*ACTIVITY:* Work through the material below and count the lines holding the word "icon"; give that count and nothing more.

--------

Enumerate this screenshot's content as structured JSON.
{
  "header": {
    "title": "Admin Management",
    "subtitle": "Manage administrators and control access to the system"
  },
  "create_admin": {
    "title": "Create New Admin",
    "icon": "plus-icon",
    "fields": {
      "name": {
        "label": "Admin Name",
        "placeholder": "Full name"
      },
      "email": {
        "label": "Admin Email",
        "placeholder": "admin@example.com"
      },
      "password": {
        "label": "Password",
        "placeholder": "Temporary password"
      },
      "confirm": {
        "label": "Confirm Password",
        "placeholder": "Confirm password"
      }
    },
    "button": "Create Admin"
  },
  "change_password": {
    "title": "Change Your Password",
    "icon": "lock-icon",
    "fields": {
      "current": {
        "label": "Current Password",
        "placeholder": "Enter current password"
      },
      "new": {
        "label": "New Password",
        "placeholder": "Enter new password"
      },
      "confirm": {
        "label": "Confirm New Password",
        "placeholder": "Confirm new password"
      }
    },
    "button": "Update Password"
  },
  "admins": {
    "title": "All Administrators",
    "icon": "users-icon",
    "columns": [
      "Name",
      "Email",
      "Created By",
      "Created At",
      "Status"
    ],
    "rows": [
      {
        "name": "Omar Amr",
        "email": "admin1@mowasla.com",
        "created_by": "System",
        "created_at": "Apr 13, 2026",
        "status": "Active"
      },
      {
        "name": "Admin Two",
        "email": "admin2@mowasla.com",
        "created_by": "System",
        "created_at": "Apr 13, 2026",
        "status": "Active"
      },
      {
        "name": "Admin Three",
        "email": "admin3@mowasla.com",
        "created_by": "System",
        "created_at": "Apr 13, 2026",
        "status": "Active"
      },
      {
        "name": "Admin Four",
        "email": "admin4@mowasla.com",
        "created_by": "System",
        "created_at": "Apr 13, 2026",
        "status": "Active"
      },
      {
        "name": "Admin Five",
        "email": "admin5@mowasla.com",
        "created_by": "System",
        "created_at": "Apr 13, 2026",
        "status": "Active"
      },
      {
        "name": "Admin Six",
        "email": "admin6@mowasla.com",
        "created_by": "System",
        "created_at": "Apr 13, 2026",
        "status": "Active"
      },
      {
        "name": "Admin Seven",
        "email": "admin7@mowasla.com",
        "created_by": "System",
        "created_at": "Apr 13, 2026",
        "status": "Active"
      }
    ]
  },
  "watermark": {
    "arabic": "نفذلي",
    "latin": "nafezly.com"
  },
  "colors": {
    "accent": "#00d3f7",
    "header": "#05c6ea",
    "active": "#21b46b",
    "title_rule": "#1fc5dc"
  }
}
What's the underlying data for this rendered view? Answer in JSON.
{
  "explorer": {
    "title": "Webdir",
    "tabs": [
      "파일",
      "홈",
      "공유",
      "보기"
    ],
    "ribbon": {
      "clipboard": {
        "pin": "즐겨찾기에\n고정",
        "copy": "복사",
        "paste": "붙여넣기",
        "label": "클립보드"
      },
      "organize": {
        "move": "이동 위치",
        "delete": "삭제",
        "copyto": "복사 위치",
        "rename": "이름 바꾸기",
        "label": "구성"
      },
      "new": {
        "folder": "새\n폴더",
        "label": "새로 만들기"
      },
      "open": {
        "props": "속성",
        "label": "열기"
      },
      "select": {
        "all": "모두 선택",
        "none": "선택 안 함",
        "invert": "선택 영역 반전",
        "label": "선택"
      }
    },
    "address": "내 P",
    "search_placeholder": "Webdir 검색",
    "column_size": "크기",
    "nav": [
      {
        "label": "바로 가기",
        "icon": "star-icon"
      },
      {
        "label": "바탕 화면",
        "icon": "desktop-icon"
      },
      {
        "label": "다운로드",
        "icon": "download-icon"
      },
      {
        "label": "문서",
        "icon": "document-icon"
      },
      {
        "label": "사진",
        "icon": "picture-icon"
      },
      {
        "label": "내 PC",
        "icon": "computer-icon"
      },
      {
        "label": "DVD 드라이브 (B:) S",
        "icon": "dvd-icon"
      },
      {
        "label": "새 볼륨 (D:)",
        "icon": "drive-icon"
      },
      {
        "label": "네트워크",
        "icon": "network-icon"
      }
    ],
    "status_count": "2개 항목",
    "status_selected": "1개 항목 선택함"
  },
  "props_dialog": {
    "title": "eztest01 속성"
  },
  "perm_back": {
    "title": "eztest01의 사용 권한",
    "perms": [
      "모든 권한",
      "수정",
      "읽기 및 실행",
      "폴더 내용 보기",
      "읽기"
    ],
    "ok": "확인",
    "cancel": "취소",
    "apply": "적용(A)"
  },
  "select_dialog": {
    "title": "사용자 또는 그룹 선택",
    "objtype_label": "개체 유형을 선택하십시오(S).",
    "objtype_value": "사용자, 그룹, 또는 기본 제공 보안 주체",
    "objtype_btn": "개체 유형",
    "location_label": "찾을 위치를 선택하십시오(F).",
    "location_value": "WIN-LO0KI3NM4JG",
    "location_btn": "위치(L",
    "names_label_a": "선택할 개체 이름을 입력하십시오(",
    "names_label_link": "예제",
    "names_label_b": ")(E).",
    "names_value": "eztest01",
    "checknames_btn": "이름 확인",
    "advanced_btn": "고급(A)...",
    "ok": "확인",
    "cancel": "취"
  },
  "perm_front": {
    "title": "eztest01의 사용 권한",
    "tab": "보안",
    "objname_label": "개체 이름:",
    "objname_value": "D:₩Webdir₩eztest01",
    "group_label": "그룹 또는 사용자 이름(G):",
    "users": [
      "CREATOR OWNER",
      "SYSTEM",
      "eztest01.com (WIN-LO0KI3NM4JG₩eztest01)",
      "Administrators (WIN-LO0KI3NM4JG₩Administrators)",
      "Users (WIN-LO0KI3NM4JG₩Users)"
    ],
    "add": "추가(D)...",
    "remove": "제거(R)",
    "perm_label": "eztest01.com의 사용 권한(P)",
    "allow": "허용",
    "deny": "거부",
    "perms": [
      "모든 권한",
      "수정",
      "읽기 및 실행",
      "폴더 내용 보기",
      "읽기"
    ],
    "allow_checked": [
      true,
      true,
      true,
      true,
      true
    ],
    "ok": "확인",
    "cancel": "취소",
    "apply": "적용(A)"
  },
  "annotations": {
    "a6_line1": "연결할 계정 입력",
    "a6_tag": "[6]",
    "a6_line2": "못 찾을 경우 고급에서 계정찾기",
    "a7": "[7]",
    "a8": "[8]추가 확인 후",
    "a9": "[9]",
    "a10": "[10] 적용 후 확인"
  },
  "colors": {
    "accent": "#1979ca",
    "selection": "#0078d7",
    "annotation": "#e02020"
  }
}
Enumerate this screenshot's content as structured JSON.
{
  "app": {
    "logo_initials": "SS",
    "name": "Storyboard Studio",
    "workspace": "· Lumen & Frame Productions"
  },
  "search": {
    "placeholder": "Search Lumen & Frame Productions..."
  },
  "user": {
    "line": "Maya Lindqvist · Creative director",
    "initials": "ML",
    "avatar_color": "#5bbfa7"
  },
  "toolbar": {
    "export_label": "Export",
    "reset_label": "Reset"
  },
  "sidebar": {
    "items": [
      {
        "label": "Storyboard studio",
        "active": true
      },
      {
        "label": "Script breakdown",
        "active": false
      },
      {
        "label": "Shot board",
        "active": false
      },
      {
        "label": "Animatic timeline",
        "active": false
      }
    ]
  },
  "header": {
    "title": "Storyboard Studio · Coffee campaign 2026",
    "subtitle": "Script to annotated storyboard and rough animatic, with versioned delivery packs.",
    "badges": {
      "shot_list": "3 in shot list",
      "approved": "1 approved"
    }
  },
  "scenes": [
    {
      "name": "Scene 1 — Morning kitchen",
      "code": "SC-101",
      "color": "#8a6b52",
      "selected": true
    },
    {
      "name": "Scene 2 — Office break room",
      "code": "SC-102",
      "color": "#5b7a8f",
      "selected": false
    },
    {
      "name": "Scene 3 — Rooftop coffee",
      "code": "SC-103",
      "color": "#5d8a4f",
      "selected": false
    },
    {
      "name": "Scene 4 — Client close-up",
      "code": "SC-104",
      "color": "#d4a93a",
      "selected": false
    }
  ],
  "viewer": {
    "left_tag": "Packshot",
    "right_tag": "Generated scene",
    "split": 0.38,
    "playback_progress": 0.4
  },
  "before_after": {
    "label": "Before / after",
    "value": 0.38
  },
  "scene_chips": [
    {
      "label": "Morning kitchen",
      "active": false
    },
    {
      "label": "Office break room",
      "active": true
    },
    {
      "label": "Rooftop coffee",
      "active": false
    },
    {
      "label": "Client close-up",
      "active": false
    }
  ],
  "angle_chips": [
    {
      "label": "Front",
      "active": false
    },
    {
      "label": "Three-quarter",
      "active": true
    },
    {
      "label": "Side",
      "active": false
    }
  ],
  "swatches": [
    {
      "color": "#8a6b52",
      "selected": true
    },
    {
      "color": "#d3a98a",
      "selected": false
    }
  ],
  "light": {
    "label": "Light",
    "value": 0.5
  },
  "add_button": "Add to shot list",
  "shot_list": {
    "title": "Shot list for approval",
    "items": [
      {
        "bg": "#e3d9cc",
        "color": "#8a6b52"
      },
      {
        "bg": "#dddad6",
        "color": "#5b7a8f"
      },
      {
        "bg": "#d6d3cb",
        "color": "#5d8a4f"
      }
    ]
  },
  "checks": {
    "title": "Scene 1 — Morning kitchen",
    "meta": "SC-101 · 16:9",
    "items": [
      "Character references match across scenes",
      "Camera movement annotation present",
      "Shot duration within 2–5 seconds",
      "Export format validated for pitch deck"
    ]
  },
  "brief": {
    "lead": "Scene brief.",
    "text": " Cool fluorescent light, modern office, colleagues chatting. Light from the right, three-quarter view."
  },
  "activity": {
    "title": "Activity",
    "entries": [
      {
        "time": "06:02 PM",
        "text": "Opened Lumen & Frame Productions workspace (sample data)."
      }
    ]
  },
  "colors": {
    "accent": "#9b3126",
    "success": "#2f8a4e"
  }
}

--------

*SOLUTION TO THE EXERCISE:* 12